--- DATA IN THIS EXERCISE Enclosed Below ---

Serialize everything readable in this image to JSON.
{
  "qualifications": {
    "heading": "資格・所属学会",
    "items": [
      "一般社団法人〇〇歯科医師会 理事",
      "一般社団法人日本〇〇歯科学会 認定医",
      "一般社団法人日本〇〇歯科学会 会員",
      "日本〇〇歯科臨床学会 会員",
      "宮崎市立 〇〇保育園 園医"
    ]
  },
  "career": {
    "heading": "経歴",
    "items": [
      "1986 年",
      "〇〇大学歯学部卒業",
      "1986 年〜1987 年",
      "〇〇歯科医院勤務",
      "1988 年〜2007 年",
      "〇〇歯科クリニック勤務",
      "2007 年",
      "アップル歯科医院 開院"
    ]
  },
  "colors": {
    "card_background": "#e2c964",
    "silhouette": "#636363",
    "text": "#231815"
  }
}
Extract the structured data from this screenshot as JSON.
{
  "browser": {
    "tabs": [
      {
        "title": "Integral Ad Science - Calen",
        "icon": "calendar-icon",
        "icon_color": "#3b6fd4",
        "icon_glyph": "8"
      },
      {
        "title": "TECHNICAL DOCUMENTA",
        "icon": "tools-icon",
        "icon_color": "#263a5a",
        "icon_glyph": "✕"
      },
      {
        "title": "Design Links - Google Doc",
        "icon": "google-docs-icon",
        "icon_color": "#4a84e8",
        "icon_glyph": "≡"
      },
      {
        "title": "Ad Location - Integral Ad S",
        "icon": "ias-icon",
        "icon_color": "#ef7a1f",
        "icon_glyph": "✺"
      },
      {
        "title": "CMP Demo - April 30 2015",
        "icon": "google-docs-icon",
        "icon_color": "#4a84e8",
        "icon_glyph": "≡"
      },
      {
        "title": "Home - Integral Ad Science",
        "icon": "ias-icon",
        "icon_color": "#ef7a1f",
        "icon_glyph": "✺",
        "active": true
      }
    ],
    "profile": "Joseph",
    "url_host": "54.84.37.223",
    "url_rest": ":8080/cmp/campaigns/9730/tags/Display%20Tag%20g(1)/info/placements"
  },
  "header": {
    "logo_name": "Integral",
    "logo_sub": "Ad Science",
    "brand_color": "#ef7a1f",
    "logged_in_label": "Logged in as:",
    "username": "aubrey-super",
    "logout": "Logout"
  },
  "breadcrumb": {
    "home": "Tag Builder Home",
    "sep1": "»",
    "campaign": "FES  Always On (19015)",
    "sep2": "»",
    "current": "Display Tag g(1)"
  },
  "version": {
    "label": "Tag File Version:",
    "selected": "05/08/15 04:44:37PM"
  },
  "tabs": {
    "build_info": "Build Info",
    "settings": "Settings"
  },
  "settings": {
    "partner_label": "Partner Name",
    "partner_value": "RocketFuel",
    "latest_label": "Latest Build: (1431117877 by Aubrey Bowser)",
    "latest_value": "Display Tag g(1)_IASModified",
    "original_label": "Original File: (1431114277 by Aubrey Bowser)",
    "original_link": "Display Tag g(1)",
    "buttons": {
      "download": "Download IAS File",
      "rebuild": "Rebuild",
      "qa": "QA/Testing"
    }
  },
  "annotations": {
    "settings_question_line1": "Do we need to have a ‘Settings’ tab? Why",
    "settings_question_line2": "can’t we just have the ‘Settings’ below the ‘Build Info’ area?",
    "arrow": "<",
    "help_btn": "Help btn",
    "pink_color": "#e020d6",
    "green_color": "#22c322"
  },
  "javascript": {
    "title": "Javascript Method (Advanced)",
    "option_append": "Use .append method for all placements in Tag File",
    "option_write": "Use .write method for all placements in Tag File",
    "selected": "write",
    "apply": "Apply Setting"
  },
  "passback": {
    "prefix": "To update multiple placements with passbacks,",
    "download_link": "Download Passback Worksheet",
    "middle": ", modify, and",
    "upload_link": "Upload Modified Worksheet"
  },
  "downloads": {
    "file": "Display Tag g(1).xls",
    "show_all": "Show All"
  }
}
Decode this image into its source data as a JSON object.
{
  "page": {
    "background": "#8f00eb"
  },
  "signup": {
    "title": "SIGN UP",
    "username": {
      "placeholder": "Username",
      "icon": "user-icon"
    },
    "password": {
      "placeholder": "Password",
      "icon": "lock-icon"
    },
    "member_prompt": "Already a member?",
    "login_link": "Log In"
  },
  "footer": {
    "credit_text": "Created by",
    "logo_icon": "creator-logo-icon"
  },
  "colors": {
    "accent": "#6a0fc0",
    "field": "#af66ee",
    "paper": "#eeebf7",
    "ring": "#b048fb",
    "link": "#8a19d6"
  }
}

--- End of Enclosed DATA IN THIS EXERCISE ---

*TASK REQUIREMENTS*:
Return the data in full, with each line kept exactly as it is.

*SOLUTION FOR THIS PROBLEM*:
Serialize everything readable in this image to JSON.
{
  "qualifications": {
    "heading": "資格・所属学会",
    "items": [
      "一般社団法人〇〇歯科医師会 理事",
      "一般社団法人日本〇〇歯科学会 認定医",
      "一般社団法人日本〇〇歯科学会 会員",
      "日本〇〇歯科臨床学会 会員",
      "宮崎市立 〇〇保育園 園医"
    ]
  },
  "career": {
    "heading": "経歴",
    "items": [
      "1986 年",
      "〇〇大学歯学部卒業",
      "1986 年〜1987 年",
      "〇〇歯科医院勤務",
      "1988 年〜2007 年",
      "〇〇歯科クリニック勤務",
      "2007 年",
      "アップル歯科医院 開院"
    ]
  },
  "colors": {
    "card_background": "#e2c964",
    "silhouette": "#636363",
    "text": "#231815"
  }
}
Extract the structured data from this screenshot as JSON.
{
  "browser": {
    "tabs": [
      {
        "title": "Integral Ad Science - Calen",
        "icon": "calendar-icon",
        "icon_color": "#3b6fd4",
        "icon_glyph": "8"
      },
      {
        "title": "TECHNICAL DOCUMENTA",
        "icon": "tools-icon",
        "icon_color": "#263a5a",
        "icon_glyph": "✕"
      },
      {
        "title": "Design Links - Google Doc",
        "icon": "google-docs-icon",
        "icon_color": "#4a84e8",
        "icon_glyph": "≡"
      },
      {
        "title": "Ad Location - Integral Ad S",
        "icon": "ias-icon",
        "icon_color": "#ef7a1f",
        "icon_glyph": "✺"
      },
      {
        "title": "CMP Demo - April 30 2015",
        "icon": "google-docs-icon",
        "icon_color": "#4a84e8",
        "icon_glyph": "≡"
      },
      {
        "title": "Home - Integral Ad Science",
        "icon": "ias-icon",
        "icon_color": "#ef7a1f",
        "icon_glyph": "✺",
        "active": true
      }
    ],
    "profile": "Joseph",
    "url_host": "54.84.37.223",
    "url_rest": ":8080/cmp/campaigns/9730/tags/Display%20Tag%20g(1)/info/placements"
  },
  "header": {
    "logo_name": "Integral",
    "logo_sub": "Ad Science",
    "brand_color": "#ef7a1f",
    "logged_in_label": "Logged in as:",
    "username": "aubrey-super",
    "logout": "Logout"
  },
  "breadcrumb": {
    "home": "Tag Builder Home",
    "sep1": "»",
    "campaign": "FES  Always On (19015)",
    "sep2": "»",
    "current": "Display Tag g(1)"
  },
  "version": {
    "label": "Tag File Version:",
    "selected": "05/08/15 04:44:37PM"
  },
  "tabs": {
    "build_info": "Build Info",
    "settings": "Settings"
  },
  "settings": {
    "partner_label": "Partner Name",
    "partner_value": "RocketFuel",
    "latest_label": "Latest Build: (1431117877 by Aubrey Bowser)",
    "latest_value": "Display Tag g(1)_IASModified",
    "original_label": "Original File: (1431114277 by Aubrey Bowser)",
    "original_link": "Display Tag g(1)",
    "buttons": {
      "download": "Download IAS File",
      "rebuild": "Rebuild",
      "qa": "QA/Testing"
    }
  },
  "annotations": {
    "settings_question_line1": "Do we need to have a ‘Settings’ tab? Why",
    "settings_question_line2": "can’t we just have the ‘Settings’ below the ‘Build Info’ area?",
    "arrow": "<",
    "help_btn": "Help btn",
    "pink_color": "#e020d6",
    "green_color": "#22c322"
  },
  "javascript": {
    "title": "Javascript Method (Advanced)",
    "option_append": "Use .append method for all placements in Tag File",
    "option_write": "Use .write method for all placements in Tag File",
    "selected": "write",
    "apply": "Apply Setting"
  },
  "passback": {
    "prefix": "To update multiple placements with passbacks,",
    "download_link": "Download Passback Worksheet",
    "middle": ", modify, and",
    "upload_link": "Upload Modified Worksheet"
  },
  "downloads": {
    "file": "Display Tag g(1).xls",
    "show_all": "Show All"
  }
}
Decode this image into its source data as a JSON object.
{
  "page": {
    "background": "#8f00eb"
  },
  "signup": {
    "title": "SIGN UP",
    "username": {
      "placeholder": "Username",
      "icon": "user-icon"
    },
    "password": {
      "placeholder": "Password",
      "icon": "lock-icon"
    },
    "member_prompt": "Already a member?",
    "login_link": "Log In"
  },
  "footer": {
    "credit_text": "Created by",
    "logo_icon": "creator-logo-icon"
  },
  "colors": {
    "accent": "#6a0fc0",
    "field": "#af66ee",
    "paper": "#eeebf7",
    "ring": "#b048fb",
    "link": "#8a19d6"
  }
}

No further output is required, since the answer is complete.